[Records from a data source]
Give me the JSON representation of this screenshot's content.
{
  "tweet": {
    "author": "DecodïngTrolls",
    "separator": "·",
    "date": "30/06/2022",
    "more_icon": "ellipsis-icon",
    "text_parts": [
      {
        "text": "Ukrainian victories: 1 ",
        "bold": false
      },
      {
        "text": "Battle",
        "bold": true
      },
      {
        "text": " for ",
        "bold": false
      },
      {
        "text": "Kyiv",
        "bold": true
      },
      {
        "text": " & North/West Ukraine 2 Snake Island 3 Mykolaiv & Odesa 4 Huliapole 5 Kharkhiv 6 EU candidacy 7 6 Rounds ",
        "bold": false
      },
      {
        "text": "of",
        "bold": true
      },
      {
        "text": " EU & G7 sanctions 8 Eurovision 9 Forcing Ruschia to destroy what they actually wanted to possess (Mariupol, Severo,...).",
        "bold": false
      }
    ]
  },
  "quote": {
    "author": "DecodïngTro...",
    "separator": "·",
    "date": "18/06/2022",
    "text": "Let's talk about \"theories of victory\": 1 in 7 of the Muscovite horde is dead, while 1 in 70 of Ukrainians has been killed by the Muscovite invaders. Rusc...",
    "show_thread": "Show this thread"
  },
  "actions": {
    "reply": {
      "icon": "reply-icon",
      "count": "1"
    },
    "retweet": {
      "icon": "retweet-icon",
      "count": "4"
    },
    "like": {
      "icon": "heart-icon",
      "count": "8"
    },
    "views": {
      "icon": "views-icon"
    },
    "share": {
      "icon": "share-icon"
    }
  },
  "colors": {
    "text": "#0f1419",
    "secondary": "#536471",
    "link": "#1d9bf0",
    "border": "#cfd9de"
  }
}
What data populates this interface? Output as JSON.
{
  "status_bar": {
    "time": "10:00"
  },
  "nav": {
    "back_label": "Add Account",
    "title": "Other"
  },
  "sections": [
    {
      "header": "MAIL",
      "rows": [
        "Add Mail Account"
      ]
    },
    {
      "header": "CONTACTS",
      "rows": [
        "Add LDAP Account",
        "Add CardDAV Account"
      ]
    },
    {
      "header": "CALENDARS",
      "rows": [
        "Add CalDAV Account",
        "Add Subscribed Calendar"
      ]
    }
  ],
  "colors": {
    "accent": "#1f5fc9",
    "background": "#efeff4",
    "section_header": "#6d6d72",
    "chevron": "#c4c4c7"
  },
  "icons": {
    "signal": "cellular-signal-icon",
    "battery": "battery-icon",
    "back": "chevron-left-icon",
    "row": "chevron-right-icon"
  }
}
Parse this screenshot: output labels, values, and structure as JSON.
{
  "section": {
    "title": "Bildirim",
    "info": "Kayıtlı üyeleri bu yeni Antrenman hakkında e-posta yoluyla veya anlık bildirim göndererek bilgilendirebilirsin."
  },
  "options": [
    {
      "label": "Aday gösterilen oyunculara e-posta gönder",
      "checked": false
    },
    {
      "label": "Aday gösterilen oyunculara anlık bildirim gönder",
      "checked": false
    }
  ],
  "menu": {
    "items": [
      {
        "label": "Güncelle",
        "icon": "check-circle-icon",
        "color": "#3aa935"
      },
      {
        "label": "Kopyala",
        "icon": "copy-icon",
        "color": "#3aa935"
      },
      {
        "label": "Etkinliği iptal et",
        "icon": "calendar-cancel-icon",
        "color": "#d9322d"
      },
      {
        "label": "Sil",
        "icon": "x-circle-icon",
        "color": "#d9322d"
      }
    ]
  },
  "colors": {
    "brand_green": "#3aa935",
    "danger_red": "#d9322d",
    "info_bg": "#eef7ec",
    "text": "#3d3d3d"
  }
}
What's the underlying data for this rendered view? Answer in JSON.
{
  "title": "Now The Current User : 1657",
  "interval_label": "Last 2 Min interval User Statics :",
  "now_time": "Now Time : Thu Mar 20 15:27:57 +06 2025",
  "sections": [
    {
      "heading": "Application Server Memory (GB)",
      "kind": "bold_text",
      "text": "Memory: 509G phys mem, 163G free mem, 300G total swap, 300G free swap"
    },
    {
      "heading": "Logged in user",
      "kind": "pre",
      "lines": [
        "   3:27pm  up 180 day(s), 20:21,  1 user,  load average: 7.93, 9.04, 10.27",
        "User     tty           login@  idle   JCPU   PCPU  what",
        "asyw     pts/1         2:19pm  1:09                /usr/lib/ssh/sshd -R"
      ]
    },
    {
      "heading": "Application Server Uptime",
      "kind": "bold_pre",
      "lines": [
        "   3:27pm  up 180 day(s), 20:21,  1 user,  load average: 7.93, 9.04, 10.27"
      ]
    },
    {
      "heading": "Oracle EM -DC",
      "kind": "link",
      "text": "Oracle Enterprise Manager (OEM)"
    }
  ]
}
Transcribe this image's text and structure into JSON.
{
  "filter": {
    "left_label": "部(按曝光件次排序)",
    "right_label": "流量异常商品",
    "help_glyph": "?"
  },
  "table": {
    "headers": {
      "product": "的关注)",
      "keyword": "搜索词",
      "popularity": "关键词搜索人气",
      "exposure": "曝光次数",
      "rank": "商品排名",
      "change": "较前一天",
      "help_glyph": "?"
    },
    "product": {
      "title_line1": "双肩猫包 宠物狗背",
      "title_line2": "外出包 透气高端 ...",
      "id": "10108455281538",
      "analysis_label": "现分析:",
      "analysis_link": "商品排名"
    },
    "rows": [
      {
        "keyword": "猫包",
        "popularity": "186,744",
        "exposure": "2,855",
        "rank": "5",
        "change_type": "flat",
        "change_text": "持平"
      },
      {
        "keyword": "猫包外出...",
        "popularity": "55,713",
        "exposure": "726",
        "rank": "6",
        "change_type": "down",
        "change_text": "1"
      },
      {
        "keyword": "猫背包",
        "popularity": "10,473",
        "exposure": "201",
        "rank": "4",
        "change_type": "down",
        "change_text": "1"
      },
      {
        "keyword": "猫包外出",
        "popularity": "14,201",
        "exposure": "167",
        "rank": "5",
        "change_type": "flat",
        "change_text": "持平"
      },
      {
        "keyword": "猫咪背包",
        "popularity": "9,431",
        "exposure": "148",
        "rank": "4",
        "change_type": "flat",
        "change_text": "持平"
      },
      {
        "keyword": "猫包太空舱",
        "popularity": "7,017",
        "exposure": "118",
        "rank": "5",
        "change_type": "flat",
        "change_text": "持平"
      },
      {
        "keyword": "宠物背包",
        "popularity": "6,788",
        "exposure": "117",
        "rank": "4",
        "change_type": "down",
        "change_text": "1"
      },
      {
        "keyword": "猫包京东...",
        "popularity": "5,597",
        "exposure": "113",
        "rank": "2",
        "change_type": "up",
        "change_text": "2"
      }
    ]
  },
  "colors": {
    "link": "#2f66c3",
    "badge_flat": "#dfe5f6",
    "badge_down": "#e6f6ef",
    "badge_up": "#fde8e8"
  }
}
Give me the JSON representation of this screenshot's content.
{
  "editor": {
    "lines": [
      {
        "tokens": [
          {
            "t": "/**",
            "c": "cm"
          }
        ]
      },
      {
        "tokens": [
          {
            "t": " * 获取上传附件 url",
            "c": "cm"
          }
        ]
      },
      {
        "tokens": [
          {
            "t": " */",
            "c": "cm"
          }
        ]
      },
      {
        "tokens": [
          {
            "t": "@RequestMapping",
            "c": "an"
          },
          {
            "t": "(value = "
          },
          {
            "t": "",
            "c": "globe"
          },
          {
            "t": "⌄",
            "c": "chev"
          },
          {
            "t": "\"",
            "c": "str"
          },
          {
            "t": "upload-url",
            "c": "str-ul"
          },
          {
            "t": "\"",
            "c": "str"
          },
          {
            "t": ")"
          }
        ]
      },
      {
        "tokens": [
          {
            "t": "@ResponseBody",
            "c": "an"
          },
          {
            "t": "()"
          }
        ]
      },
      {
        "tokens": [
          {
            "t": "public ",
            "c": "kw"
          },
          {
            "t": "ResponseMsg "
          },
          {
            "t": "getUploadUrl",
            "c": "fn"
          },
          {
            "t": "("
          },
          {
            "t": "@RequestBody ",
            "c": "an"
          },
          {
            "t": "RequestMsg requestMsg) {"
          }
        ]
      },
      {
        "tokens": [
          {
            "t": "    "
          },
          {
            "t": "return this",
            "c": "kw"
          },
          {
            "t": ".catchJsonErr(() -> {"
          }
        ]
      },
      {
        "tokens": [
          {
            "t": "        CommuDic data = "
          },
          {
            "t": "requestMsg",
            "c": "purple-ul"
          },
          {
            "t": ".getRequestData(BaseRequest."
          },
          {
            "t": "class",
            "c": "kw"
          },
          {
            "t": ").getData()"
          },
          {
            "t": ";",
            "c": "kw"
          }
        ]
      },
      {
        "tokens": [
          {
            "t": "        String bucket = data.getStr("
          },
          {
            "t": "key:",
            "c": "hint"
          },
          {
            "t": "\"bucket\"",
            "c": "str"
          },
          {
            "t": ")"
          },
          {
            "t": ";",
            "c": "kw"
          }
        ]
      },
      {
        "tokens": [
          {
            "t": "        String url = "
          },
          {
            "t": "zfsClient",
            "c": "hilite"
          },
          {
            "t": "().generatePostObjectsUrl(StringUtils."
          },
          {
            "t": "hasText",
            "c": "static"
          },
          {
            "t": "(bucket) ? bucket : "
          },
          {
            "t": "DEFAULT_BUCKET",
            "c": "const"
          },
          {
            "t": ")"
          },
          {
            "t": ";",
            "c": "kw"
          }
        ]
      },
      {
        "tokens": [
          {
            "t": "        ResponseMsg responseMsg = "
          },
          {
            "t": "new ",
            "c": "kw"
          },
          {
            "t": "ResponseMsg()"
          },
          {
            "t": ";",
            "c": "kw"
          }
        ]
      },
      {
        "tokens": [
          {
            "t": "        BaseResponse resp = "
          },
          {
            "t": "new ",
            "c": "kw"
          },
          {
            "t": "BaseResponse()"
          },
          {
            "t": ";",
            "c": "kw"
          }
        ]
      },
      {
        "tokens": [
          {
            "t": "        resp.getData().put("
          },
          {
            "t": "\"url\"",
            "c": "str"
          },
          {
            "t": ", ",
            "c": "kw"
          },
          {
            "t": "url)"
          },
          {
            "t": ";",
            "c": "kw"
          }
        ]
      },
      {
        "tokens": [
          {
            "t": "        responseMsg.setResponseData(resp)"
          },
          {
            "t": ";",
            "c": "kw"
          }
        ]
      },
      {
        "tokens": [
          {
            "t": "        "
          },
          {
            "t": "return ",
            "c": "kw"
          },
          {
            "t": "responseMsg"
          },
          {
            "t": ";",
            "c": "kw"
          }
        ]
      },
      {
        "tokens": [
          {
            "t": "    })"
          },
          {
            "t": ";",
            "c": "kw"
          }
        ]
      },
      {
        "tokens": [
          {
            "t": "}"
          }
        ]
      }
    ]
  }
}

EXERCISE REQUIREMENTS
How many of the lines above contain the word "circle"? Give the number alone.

SOLVED EXERCISE
2